As you add more short-form videos to your site, watch the length of the ads in proportion to the length of the videos.

At the Online News Association conference last week, many presenters stressed the importance of posting more short videos (30-120 seconds) more often rather than waiting days or weeks to craft a traditional long-form TV story package.   Chet Rhodes, the deputy multimedia editor for breaking news at washingtonpost.com, said that the Post has problems supplying enough video inventory to its advertisers.

Many studies, including this new report from eMarketer, show that “online video viewership has never been higher.”   However, the study points out that audiences’ acceptance of video advertising is dependent on the “growth of professional content” and targeted, less intrusive ads.

Has the growth in your video traffic – as measured by multiple metrics including the number of viewers and how much of the video was viewed – kept up with your audiences’ hunger for more live and breaking news videos?

Continue reading “Short-form videos need short ads; video subscriptions”

Reminder: Use ratios

The NielsenWire headline screams, "Total Online Video Streams up 41% from Last Year."  So video viewership has gone up significantly, right?  No, not as much as 41 percent would suggest. 

Streams per viewer in August 2009 were up about 20 percent over August 2008.  Now, 20 percent is still a lot, but it's not 41, especially because the total number of unique viewers "only" went up 18 percent.

So – there are more people watching videos, and each person is watching more videos (instead of working, sleeping, etc.).   

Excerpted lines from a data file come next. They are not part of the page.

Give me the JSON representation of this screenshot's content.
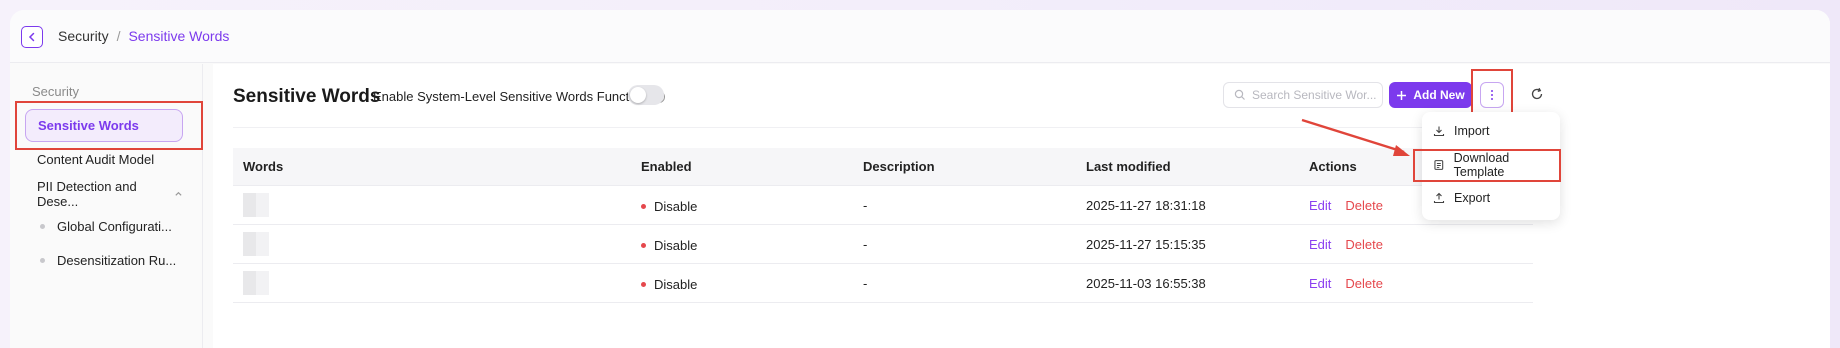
{
  "breadcrumb": {
    "parent": "Security",
    "separator": "/",
    "current": "Sensitive Words"
  },
  "sidebar": {
    "group_label": "Security",
    "items": [
      {
        "label": "Sensitive Words",
        "active": true
      },
      {
        "label": "Content Audit Model",
        "active": false
      },
      {
        "label": "PII Detection and Dese...",
        "active": false,
        "expanded": true
      }
    ],
    "sub_items": [
      {
        "label": "Global Configurati..."
      },
      {
        "label": "Desensitization Ru..."
      }
    ]
  },
  "page": {
    "title": "Sensitive Words",
    "toggle_label": "Enable System-Level Sensitive Words Function",
    "toggle_on": false
  },
  "toolbar": {
    "search_placeholder": "Search Sensitive Wor...",
    "add_new": "Add New"
  },
  "table": {
    "columns": [
      "Words",
      "Enabled",
      "Description",
      "Last modified",
      "Actions"
    ],
    "rows": [
      {
        "status": "Disable",
        "description": "-",
        "modified": "2025-11-27 18:31:18",
        "edit": "Edit",
        "delete": "Delete"
      },
      {
        "status": "Disable",
        "description": "-",
        "modified": "2025-11-27 15:15:35",
        "edit": "Edit",
        "delete": "Delete"
      },
      {
        "status": "Disable",
        "description": "-",
        "modified": "2025-11-03 16:55:38",
        "edit": "Edit",
        "delete": "Delete"
      }
    ]
  },
  "dropdown": {
    "items": [
      {
        "label": "Import",
        "icon": "download-icon"
      },
      {
        "label": "Download Template",
        "icon": "template-icon"
      },
      {
        "label": "Export",
        "icon": "export-icon"
      }
    ]
  },
  "colors": {
    "accent": "#7c3aed",
    "danger": "#e5484d",
    "annotation": "#e0453a"
  }
}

These metrics are especially relevant if you've increased your commitment to video over the past year.  Has your investment paid off as much as it should have?  Are more people watching your videos?  Is each visitor, on average, viewing more of your videos? 

I'd also toss in metrics – like the percent of viewers who started watching videos but didn't finish them – that indicate whether your content is working.

There are technical and vendor reasons to know the total number of video streams, but this metric is not very useful for news decisions.

Adobe + Omniture = new rich media measurement standards

The news about Adobe buying Omniture mystified me until I read this speculation by Rob Rose in iMedia Connection

Adobe's the company behind Photoshop, PDFs and other software standards that have become generic trademarks like Kleenex.  Omniture's the leading web analytics vendor for news organizations.

"Imagine Adobe/Flash/Omniture becoming the default rating system for
online video.  Basically they could become the Nielsen or ComScore of
YouTube Videos.  Or, imagine the new company being able to provide
measurement on whether your PDF's are being read – and to what page
they were read.   Or imagine, them being able to tell you at what point
people fell out of your online video demonstration.    Or, finally,
imagine them being able to tell you what parts of your hybrid consumer
application are the most popular, the least frequented – or a hundred
other things that I can imagine."

In other words, new standards for measuring rich media are likely to come.